Enter the responsible e-waste recyclers. Domestic players who process e-waste locally and creating jobs, putting value back into commerce. But the US e-waste industry is no rose garden either. A recent HuffPost article pointed out that industry workers in the U.S. have been documented to have “taken home” contaminants (e.g., lead) to cause health problems in children exposed to the contaminant particles. The Occupational Safety and Health Administration (OSHA) does require e-waste recycling facilities to provide protective clothing and respirators to their employees. But the lack of proper training among other things have attributed to detectable health effects. Or, the current protective standards are not sufficient and we need to improve those and reflect the changes in our policies and regulations.

The HuffPost article named a Cincinnati resident impacted by this “take-home” contaminant problem. Cincinnati Children's Hospital made the medical discovery. There are other e-waste recyclers in Cincinnati who are part of the responsible business community and are more than happy to hear medical data is now available to help improve our standards and hold accountable our performances. This may very well effect policy changes and put Cincinnati on the map for being the e-waste expert. Cincinnati's health care industry also can lead the world in medical research on this topic, further strengthening Cincinnati's credentials.

Remember: Reduce, Reuse, Recycle.

Did you know Americans dump over $60 million in gold/silver every year in just cell phones. For every 1 million cell phones, 35,274 lbs of copper, 772 lbs of silver, 75 lbs of gold, and 33 lbs of palladium can be recovered. 

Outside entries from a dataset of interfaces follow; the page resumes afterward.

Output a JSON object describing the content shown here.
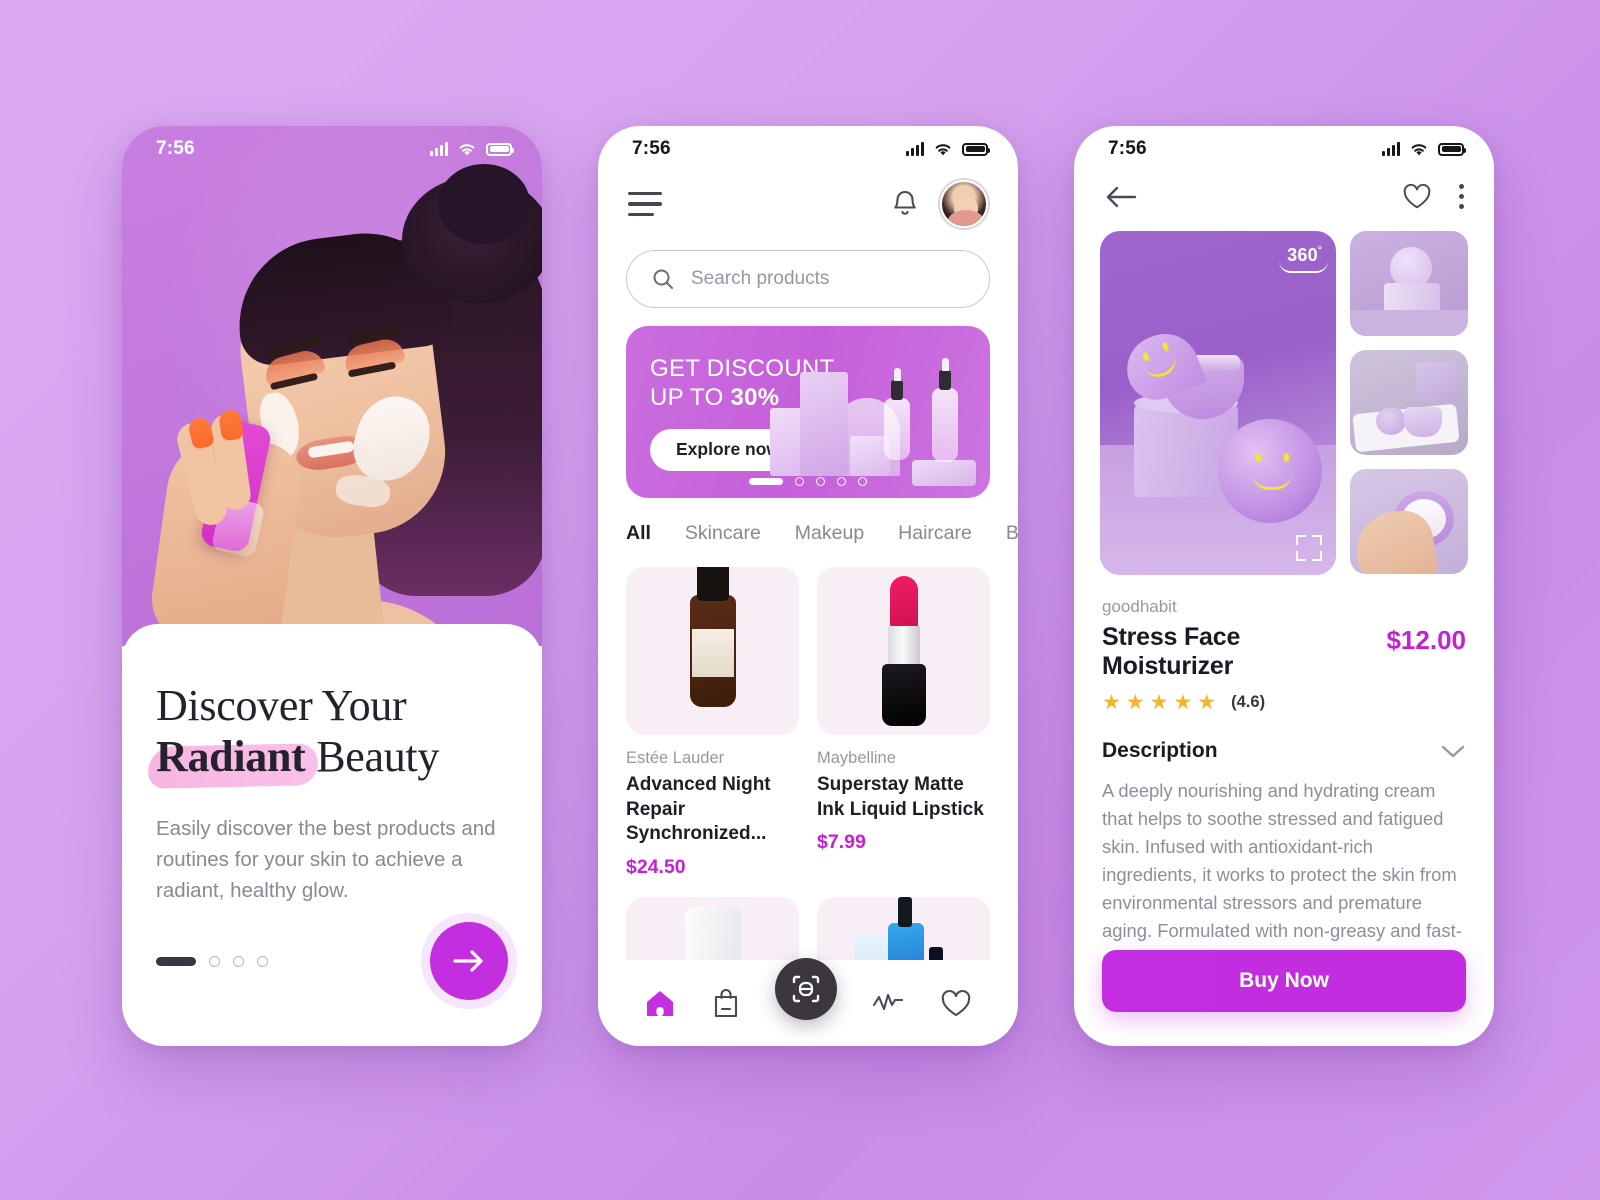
{
  "meta": {
    "status_time": "7:56"
  },
  "screen_onboarding": {
    "headline_line1": "Discover Your",
    "headline_highlight": "Radiant",
    "headline_tail": " Beauty",
    "subcopy": "Easily discover the best products and routines for your skin to achieve a radiant, healthy glow.",
    "next_icon": "arrow-right-icon",
    "pagination": {
      "active": 1,
      "total": 4
    }
  },
  "screen_home": {
    "menu_icon": "hamburger-menu-icon",
    "bell_icon": "notification-bell-icon",
    "avatar_icon": "user-avatar",
    "search": {
      "placeholder": "Search products",
      "icon": "search-icon"
    },
    "banner": {
      "line1": "GET DISCOUNT",
      "line2_prefix": "UP TO ",
      "line2_value": "30%",
      "cta": "Explore now",
      "dots_total": 5,
      "dots_active": 1
    },
    "tabs": [
      {
        "label": "All",
        "active": true
      },
      {
        "label": "Skincare",
        "active": false
      },
      {
        "label": "Makeup",
        "active": false
      },
      {
        "label": "Haircare",
        "active": false
      },
      {
        "label": "Body",
        "active": false
      }
    ],
    "products": [
      {
        "brand": "Estée Lauder",
        "name": "Advanced Night Repair Synchronized...",
        "price": "$24.50",
        "art": "serum-bottle"
      },
      {
        "brand": "Maybelline",
        "name": "Superstay Matte Ink Liquid Lipstick",
        "price": "$7.99",
        "art": "lipstick"
      },
      {
        "brand": "",
        "name": "",
        "price": "",
        "art": "face-tube"
      },
      {
        "brand": "",
        "name": "",
        "price": "",
        "art": "blue-set"
      }
    ],
    "nav": [
      {
        "icon": "home-icon",
        "active": true
      },
      {
        "icon": "shopping-bag-icon",
        "active": false
      },
      {
        "icon": "scan-icon",
        "active": false
      },
      {
        "icon": "activity-pulse-icon",
        "active": false
      },
      {
        "icon": "heart-icon",
        "active": false
      }
    ]
  },
  "screen_product": {
    "back_icon": "back-arrow-icon",
    "favorite_icon": "heart-icon",
    "more_icon": "kebab-menu-icon",
    "badge_360": "360",
    "badge_360_sup": "°",
    "expand_icon": "fullscreen-expand-icon",
    "brand": "goodhabit",
    "title": "Stress Face Moisturizer",
    "price": "$12.00",
    "rating_value": "(4.6)",
    "stars_filled": 5,
    "section_title": "Description",
    "chevron_icon": "chevron-down-icon",
    "description": "A deeply nourishing and hydrating cream that helps to soothe stressed and fatigued skin. Infused with antioxidant-rich ingredients, it works to protect the skin from environmental stressors and premature aging. Formulated with non-greasy and fast-absorbing texture, it leaves the skin looking radiant, plump, and revitalized.",
    "buy_label": "Buy Now"
  },
  "colors": {
    "accent": "#c22ee0",
    "price": "#c71fd6",
    "star": "#f5b52c",
    "background": "#d6a3ef",
    "highlight": "#f7aee0"
  }
}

One estimated the value of e-waste to be worth $52 billion in 2014.

Sunday, January 31, 2016



Cincinnati Recycles (the “Campaign”) is a data driven social change campaign to increase recycling participation, waste diversion, and improving the recycling service infrastructure to Cincinnati city residents.

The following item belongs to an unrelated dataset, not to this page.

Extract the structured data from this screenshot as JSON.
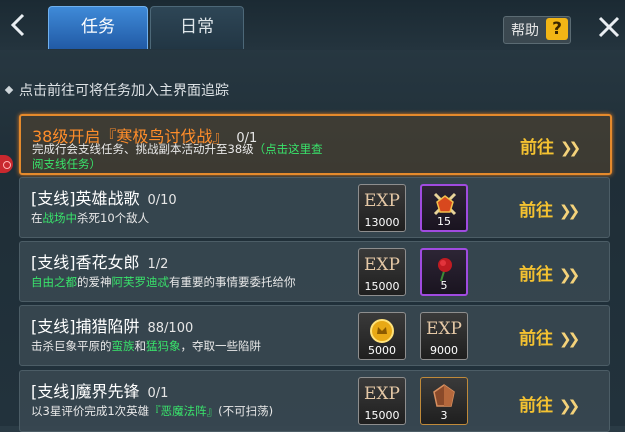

The Campaign spent the past 18 months in different Cincinnati neighborhoods engaging individuals about their recycling habits, barriers, and what we can do to make recycling easier for them. The Campaign follows a process based approach and focuses on serving the needs of our audience. It establishes baselines to measure impacts on social change. Our previous reported analyses and improvement recommendations are available on request under Creative Commons Share-Alike license.

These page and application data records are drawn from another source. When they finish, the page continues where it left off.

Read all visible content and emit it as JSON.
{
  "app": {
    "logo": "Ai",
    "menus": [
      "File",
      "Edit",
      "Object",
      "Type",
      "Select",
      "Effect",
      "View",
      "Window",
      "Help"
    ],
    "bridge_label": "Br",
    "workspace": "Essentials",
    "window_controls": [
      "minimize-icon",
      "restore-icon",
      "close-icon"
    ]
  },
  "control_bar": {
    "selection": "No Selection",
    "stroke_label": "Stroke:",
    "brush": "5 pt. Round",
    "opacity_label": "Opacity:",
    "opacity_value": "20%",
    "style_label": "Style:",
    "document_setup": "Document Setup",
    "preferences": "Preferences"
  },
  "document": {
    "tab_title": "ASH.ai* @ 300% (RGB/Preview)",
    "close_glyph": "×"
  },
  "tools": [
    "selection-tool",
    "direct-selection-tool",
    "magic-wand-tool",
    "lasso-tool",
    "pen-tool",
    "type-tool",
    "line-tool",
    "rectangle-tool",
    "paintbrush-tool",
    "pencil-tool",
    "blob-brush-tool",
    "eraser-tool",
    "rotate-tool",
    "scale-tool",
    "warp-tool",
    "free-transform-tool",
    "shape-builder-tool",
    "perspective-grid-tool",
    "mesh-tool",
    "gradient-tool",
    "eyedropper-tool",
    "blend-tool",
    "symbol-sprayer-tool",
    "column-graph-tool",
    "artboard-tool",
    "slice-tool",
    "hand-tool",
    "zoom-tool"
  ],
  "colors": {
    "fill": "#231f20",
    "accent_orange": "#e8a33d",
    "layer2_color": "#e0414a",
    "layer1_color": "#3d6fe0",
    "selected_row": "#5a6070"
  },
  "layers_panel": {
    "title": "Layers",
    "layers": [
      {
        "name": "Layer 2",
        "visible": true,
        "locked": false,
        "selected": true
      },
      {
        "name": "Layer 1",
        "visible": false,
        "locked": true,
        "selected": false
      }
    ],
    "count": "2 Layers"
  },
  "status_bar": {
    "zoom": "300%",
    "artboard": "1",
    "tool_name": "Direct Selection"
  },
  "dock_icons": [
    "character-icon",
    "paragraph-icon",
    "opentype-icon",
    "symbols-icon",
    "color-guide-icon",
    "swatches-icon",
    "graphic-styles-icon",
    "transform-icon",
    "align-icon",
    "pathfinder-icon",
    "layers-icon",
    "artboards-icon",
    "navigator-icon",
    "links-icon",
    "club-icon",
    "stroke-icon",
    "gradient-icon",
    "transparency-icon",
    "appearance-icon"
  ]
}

We are looking for motivated individuals with canvassing experiences and leadership skills to help us in our 2016 campaigns. 

The campaigns are seasonal. Ideal candidates should be familiar with basic process improvement methods, have a background in psychology, marketing, or other related fields. Previous experiences in similar capacities are considered.

Job Responsibilities:
  • Manage a team of individuals and door-to-door canvassing activities 
  • nstruct, demonstrate, observe, and motivate team using program methodology 
  • Work closing with team members to improve efficient and effectiveness 
  • Canvass-in-field and manage training when needed 
  • Manage paper work and data collection for every shift Perform other tasks as assigned 

This is a temporary/seasonal employment on contracted basis. Pay depends on experience and is negotiable. Campaign pays a living wage above minimum wage standards to all our canvassers.

  • Strong communication and motivational skills, work ethic, and desire to better the community are essential. 
  • Candidates must be able to work within a diverse team, have proven leadership ability, and excellent time management skills. 
  • Organizational skills and the ability to take initiative are also good qualifications. 
  • Previous successful field or canvassing experience is a requirement for this position. 
  • Candidate must have own transportation and valid driver’s license and may be required to submit background screening and employability verifications. 
If interested, please submit resume and a cover letter to info@brainbox.ninja.